-- Opening Marker --

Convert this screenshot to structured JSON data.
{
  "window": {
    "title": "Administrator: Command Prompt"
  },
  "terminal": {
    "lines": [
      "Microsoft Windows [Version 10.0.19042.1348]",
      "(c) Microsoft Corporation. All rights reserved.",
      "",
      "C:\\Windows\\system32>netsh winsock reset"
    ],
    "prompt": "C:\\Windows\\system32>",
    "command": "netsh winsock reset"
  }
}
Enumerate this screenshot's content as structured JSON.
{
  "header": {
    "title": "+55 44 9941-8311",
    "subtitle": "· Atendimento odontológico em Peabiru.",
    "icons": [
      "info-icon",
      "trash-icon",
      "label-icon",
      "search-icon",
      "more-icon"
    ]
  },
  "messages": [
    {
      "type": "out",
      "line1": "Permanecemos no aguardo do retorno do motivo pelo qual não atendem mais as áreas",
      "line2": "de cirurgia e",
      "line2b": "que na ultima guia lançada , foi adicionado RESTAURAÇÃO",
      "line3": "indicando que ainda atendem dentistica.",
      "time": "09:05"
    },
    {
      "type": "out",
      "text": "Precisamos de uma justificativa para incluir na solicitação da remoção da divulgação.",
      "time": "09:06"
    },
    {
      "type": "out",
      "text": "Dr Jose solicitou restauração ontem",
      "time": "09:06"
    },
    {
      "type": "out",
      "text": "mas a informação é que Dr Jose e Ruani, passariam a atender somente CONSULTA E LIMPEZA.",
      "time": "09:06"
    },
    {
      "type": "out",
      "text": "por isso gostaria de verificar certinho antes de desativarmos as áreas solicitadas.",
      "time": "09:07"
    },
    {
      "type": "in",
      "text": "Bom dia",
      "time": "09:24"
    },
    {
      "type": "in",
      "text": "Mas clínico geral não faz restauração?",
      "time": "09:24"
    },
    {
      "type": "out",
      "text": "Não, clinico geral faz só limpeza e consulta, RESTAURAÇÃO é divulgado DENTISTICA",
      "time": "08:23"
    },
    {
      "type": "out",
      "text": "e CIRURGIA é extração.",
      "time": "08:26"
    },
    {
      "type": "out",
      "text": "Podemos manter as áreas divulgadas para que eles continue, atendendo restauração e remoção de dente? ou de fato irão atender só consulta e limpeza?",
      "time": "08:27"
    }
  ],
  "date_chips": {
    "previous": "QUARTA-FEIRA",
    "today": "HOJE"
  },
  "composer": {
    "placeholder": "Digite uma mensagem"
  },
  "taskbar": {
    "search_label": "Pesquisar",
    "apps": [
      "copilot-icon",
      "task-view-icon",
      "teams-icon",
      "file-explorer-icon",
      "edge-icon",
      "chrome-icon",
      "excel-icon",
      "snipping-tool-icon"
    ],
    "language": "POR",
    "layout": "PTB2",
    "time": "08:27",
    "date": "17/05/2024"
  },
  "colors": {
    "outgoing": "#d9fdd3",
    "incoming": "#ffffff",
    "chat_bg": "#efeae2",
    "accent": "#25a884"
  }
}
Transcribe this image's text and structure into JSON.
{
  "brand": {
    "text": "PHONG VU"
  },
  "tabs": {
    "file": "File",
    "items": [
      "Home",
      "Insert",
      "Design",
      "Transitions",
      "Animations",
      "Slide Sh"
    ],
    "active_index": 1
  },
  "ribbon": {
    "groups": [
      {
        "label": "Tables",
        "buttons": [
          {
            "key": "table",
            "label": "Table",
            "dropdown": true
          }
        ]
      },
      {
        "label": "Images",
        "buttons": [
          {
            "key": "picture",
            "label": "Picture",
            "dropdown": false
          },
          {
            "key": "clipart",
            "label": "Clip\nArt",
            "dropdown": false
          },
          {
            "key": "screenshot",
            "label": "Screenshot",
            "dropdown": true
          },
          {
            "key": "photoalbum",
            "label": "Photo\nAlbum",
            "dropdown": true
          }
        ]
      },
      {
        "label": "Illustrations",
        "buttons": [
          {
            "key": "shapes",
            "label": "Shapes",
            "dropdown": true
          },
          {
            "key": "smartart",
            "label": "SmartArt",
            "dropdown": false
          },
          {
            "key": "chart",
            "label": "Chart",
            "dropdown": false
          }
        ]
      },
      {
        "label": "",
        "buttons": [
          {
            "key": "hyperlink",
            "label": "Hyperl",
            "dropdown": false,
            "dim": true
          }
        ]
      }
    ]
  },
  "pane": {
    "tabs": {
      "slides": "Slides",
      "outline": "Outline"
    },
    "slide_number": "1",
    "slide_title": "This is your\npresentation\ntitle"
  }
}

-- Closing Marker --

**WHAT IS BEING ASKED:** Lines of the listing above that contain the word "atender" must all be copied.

**REPLY TO THE EXERCISE:**
      "text": "mas a informação é que Dr Jose e Ruani, passariam a atender somente CONSULTA E LIMPEZA.",
      "text": "Podemos manter as áreas divulgadas para que eles continue, atendendo restauração e remoção de dente? ou de fato irão atender só consulta e limpeza?",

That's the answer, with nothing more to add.